(Extracted records)

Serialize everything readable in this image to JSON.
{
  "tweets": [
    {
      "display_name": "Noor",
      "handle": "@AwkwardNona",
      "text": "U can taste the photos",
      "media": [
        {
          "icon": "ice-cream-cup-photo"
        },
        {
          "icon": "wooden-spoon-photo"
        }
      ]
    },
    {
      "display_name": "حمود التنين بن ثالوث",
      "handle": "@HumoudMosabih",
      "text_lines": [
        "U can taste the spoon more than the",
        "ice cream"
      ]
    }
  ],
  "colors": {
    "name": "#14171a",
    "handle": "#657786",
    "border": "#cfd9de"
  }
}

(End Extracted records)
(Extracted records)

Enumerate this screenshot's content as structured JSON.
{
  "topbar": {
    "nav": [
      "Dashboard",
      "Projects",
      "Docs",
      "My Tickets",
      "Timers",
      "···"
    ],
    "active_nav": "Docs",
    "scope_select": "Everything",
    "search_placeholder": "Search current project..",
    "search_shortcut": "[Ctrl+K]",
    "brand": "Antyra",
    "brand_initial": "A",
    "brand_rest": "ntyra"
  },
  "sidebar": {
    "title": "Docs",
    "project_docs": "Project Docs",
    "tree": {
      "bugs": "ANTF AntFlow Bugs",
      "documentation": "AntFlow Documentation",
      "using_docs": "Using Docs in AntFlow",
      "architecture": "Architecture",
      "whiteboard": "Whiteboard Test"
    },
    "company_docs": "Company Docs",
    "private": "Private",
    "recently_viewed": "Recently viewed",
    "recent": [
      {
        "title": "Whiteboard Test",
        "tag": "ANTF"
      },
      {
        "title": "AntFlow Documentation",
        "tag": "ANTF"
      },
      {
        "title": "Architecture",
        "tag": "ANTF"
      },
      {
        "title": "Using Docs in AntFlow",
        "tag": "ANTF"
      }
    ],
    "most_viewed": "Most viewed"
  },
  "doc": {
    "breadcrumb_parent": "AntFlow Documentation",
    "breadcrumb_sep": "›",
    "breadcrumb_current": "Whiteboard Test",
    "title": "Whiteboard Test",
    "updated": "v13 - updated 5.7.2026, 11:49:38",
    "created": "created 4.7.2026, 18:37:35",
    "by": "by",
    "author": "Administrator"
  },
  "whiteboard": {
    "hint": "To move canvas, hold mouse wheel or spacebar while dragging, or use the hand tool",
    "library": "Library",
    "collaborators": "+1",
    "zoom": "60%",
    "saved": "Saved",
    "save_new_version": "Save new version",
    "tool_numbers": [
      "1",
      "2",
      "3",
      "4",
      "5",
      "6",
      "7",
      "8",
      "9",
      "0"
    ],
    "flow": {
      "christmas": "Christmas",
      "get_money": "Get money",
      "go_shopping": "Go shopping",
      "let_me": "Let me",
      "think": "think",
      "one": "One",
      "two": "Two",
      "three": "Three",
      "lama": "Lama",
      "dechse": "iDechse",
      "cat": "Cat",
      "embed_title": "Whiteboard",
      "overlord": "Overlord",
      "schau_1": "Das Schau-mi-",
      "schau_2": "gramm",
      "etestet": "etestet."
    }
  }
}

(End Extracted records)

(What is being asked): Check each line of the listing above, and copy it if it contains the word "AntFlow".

(Answer box):
      "bugs": "ANTF AntFlow Bugs",
      "documentation": "AntFlow Documentation",
      "using_docs": "Using Docs in AntFlow",
        "title": "AntFlow Documentation",
        "title": "Using Docs in AntFlow",
    "breadcrumb_parent": "AntFlow Documentation",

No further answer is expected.